Data listing START

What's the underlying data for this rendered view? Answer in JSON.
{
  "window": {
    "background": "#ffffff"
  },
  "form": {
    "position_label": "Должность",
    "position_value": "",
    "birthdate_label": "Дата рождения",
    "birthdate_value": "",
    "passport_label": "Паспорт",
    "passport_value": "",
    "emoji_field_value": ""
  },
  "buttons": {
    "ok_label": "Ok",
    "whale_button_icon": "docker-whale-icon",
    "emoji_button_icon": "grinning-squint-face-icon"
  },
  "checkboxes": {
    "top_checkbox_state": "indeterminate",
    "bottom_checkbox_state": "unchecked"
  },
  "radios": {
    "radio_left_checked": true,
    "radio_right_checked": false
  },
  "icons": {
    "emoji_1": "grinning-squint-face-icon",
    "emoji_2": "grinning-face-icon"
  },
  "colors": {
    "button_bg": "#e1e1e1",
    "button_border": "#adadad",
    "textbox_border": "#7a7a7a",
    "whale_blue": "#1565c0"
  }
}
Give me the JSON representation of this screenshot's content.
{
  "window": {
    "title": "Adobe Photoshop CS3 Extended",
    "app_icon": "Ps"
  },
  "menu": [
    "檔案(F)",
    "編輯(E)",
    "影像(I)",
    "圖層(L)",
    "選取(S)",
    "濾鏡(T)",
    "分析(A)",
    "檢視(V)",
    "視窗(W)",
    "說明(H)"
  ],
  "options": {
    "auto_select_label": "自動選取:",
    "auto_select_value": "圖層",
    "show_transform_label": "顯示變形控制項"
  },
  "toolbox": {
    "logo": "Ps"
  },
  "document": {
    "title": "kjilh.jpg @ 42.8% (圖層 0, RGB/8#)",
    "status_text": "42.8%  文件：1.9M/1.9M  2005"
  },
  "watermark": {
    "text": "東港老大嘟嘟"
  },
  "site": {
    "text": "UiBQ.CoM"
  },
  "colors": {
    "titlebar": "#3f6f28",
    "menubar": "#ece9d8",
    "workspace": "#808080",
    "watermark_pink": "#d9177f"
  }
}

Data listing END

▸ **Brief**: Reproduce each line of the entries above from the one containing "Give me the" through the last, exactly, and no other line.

▸ **Written response**:
Give me the JSON representation of this screenshot's content.
{
  "window": {
    "title": "Adobe Photoshop CS3 Extended",
    "app_icon": "Ps"
  },
  "menu": [
    "檔案(F)",
    "編輯(E)",
    "影像(I)",
    "圖層(L)",
    "選取(S)",
    "濾鏡(T)",
    "分析(A)",
    "檢視(V)",
    "視窗(W)",
    "說明(H)"
  ],
  "options": {
    "auto_select_label": "自動選取:",
    "auto_select_value": "圖層",
    "show_transform_label": "顯示變形控制項"
  },
  "toolbox": {
    "logo": "Ps"
  },
  "document": {
    "title": "kjilh.jpg @ 42.8% (圖層 0, RGB/8#)",
    "status_text": "42.8%  文件：1.9M/1.9M  2005"
  },
  "watermark": {
    "text": "東港老大嘟嘟"
  },
  "site": {
    "text": "UiBQ.CoM"
  },
  "colors": {
    "titlebar": "#3f6f28",
    "menubar": "#ece9d8",
    "workspace": "#808080",
    "watermark_pink": "#d9177f"
  }
}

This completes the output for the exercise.